04 jeez, you ask a lot of questions. when it's atmospheric and/or doesn't take itself too too seriously (murakami, lethem) that's fine. when it's a BIG METAPHOR or a ghost (allende) it's wearying. i don't know, though - is this really magical realism in chronic city? lethem's been doing sci-fi-ish stuff for awhile.

05 no.

06 yes.

07 yes, when combined with the fact that most (all?) of the action takes place well north of lower manhattan. there's a large physical and emotional distance from lower manhattan, in addition to the fog.

08 invisible man - ralph ellison; um...fortress of solitude - jonathan lethem

kidchamp said...

@rachel: i might be with you on that as my favorite chabon. there were parts of the yiddish policemen's union that i really loved, but there were some really clunky parts as well. on los angeles books, i really liked toby barlow's sharp teeth (man, my poetry slip is really showing today). it occasionally zeroes in on LA, with werewolves, as angel did with vampires. dream sequences i dislike; sex scenes i pretty much always hate. this is partially because i'm a huge prude.

@jacob: the last tiger was magical realism, i think. that's the one that felt really helprin to me. on the fog, when it was first described, i admit i thought lethem was just talking about the sort of work they do and the hours they keep. i've met people who look the way that first guy was described. then again, most of them are editors and attorneys. what do i know?

baby jo said...

i second the 'sharp teeth' mention -- i loved it, not just because it is set in los angeles, but because there were a few really beautifully written lines describing the weird werewolfgirl-dogcatcher relationship. and i'm cheesy.

Milkmaid's dumb friend said...

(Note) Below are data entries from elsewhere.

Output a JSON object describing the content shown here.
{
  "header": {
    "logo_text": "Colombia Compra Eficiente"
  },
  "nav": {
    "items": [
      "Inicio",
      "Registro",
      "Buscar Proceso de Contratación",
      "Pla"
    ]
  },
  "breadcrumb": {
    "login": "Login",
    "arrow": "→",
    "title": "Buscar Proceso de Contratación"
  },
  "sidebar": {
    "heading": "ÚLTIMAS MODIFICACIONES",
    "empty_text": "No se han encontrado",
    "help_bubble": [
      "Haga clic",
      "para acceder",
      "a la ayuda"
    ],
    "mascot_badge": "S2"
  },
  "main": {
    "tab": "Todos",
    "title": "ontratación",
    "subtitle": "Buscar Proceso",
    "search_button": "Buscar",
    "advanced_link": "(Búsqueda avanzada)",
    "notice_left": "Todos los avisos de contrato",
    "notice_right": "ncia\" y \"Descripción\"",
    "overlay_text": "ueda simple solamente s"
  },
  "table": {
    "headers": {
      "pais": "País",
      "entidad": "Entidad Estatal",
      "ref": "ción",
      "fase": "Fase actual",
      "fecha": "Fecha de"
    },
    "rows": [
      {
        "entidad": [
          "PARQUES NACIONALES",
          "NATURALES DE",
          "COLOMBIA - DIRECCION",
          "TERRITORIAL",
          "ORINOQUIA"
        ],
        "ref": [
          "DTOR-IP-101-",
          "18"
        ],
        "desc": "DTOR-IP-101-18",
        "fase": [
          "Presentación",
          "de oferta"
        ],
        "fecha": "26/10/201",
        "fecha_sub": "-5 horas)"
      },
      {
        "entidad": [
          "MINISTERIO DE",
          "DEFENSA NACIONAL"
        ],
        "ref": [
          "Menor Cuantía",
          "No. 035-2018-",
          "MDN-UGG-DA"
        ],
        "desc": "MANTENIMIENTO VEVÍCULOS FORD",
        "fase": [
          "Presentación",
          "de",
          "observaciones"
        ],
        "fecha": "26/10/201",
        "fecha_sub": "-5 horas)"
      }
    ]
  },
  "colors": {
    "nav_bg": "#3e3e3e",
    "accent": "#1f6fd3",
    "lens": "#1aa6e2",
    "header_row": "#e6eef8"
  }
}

01: Rick Moody's Garden State is way off in representing Denver. He didn't even set it there.

02: He gets a kind of loveable wreck of a pothead college teacher and the surrounding flotsum of his life pretty well in Wonder Boys.

03: It works in Martin Amis novels, and has practical real world applications. (Are you holdin'? Did Holden Caulfield come to the party...?)

04: Nawww. I'd rather plunge into sheep dip.

05: Everything she writes is sheer moonstruck lunacy, or contains some graphic descriptions of a dreariness such as we do not remember to have met with before in marine literature.

06: Is Eve Frame (in I Married a Communist) Claire Bloom?

07: Good as any?

08: Paul Auster's New York Trilogy sure doesn't. New York can't possibly be that useless. Auster is awful, and deserved the laugh out loud demolition performed by B R Myer in his book A Reader's Manifesto (also a truncated article). Let's go with The Cavett Show with Gore Vidal and Janet Flanner by Norman Mailer.

kidchamp said...

@milkmaid (re: 01) denver terrifies me. this is 15% a two-day visit in the early nineties and 85% the DON'T CALIFORNICATE OUR STATE bumper stickers i remember from high school. a strident people, colorad...oans?

(re: 02) the errol flynn sequence in wonder boys the movie gives me the giggles like few films before or since. it shames me that i haven't read the book yet.

(re: 03) my husband had a roommate at oxford named om ("resistance minus planck's constant," he'd explain). i'd like to say hilarity ensued, but in truth he just transferred to an empty room in the library and om would flip the communal TV to "gandhi" every time he entered the common room.

(re: 06) i'll take that as a yes.

(re: 08) new york can be pretty useless; the last few pages of chronic city, on the contracting patch of sky and how we make do, told me things about myself i really didn't need to know.